Another common problem for babies and toddlers are ear infections. The pneumococcal vaccine mentioned helps to protect against some of these (caused by Streptococcus pneumoniae), but they are still a huge pain for parents (and, of course, children). This vaccine has also reduced serious infections caused by this bacterium, including meningitis. Likewise, the vaccine against serotype B Haemophilus influenzae has reduced invasive infections due to that strain of bacterium since its introduction. However, non-typeable strains of H. influenzae still circulate, and while they rarely cause serious invasive disease, they’re a major cause of ear infections, sinus infections, and bronchitis. A new vaccine aims to reduce these as well:
U.S. researchers said on Tuesday they are starting trials of a new vaccine aimed at wiping out childhood ear and sinus infections and many cases of bronchitis in adults.
The vaccine will target Nontypeable Haemophilus influenzae or NTHi, which is the main remaining cause of ear and sinus infections and bronchitis, now that vaccines exist for various forms of streptococcal bacteria and Haemophilus influenzae B, the previous leading causes.
While ear infections are never fatal, they can cause serious damage in some children, Pichichero noted. He said 83 percent of U.S. children experience one or more ear infections by age 3 and in some cases hearing loss becomes permanent.
And the infections force children to visit clinics and emergency rooms, and are the leading reason for antibiotic prescriptions. Experts agree antibiotics are overused in the United States, which wastes money and also helps “superbug” bacteria evolve that resist the drugs.
But finally, not all vaccination news is good news. While there is residual anti-vaccine sentiment in the United States for a variety of reasons and across the political spectrum, it’s even worse elsewhere:

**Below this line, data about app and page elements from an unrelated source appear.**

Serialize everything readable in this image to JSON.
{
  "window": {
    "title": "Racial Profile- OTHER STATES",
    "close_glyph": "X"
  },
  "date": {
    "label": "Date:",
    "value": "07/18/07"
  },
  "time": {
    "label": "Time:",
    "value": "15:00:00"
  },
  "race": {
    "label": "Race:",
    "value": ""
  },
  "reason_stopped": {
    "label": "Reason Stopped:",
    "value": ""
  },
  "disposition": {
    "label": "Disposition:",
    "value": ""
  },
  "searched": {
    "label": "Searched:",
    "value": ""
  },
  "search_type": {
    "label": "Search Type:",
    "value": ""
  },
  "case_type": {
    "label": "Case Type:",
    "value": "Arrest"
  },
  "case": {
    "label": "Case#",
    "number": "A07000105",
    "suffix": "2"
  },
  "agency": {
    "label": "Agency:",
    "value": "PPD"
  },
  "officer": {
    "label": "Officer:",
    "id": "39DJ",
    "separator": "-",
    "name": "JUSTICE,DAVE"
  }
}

For Ramatu Garba, the polio vaccine is part of an evil conspiracy hatched in the West to sterilize Nigerian girls.
“Allah used Muslim scientists to expose the Western plot of using polio vaccines to reduce our population,” said the 28-year-old Muslim food vendor in Kano.
Each time health teams have tried to vaccinate her daughter, Garba has refused.

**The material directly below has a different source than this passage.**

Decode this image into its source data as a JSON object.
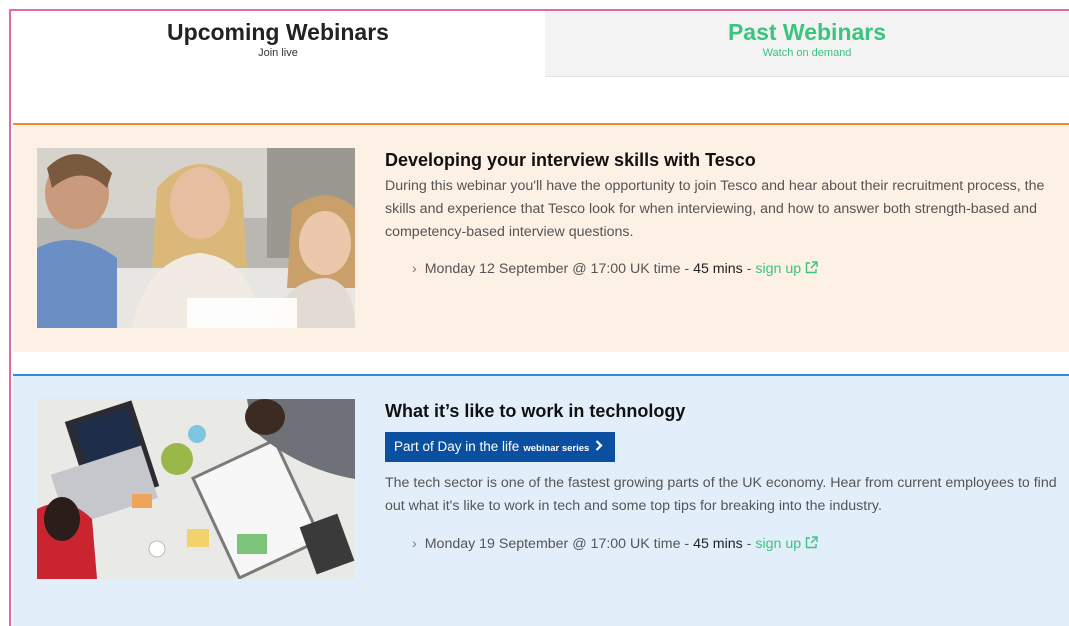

It’s been three years since local politicians began a campaign of fear and rumor, claiming the polio vaccine would sterilize children. Those unfounded fears still persist today, and it’s this myth, and others like it, that are largely responsible for the spread of polio into almost two dozen other countries where it was once stamped out.

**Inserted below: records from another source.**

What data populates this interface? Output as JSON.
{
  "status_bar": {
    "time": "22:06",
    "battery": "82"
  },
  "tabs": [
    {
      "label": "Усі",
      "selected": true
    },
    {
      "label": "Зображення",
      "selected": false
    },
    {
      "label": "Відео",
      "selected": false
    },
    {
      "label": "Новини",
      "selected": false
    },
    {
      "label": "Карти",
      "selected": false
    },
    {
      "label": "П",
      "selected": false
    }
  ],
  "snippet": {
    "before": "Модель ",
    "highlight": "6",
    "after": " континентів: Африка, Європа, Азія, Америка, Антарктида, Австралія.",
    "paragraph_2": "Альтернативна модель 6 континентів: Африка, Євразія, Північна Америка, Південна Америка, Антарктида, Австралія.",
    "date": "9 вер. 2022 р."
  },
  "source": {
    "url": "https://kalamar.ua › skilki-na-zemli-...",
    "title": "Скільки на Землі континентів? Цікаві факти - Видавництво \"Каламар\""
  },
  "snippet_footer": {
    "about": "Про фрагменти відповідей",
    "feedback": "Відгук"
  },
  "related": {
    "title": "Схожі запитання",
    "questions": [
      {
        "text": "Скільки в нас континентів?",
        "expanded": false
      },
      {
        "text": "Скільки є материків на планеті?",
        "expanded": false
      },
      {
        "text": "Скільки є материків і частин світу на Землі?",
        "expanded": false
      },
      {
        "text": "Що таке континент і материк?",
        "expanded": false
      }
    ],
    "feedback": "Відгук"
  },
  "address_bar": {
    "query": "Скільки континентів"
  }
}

“The world is still paying the price for what happened in Nigeria in 2003,” said Dr. David Heymann, the top official for polio eradication with the World Health Organization. Most of the new infections in other countries can be traced to Nigeria.
And for those who doubt how effective these vaccines are, Nigeria unfortunately can be used as a natural experiment documenting just how critical they are:
The number of polio cases in Nigeria continues to rise. There were 355 cases in 2003; so far in 2006, there are more than 800 cases, WHO reports.
Of course, once trust has been lost, it’s difficult to regain, and the US and Nigeria certainly aren’t the only countries dealing this this:
In Pakistan, a recent court petition — citing Nigerian documents that claim the vaccine contains estrogen — asks the government to end the polio eradication program. In the past, polio vaccinators in Quetta have been stoned and chased out by angry locals.
And in Kenya, there have been devil worship allegations: Parents feared that having their children take the oral vaccine would result in their tongues being magically removed.
And it is difficult to quell vaccination rumors once they start. In Nigeria, experts thought the polio vaccine issue was resolved when politicians lifted the vaccine ban in July 2004.
But for Nigerians like Sadiya Musa, the flip-flop causes even more suspicion.
“How can they say the vaccine is bad and then say it is good again?” asked the mother of six, who believes the vaccine causes sterility and HIV/AIDS. “I cannot be deceived.”
How can a public health professional counter an attitude like that?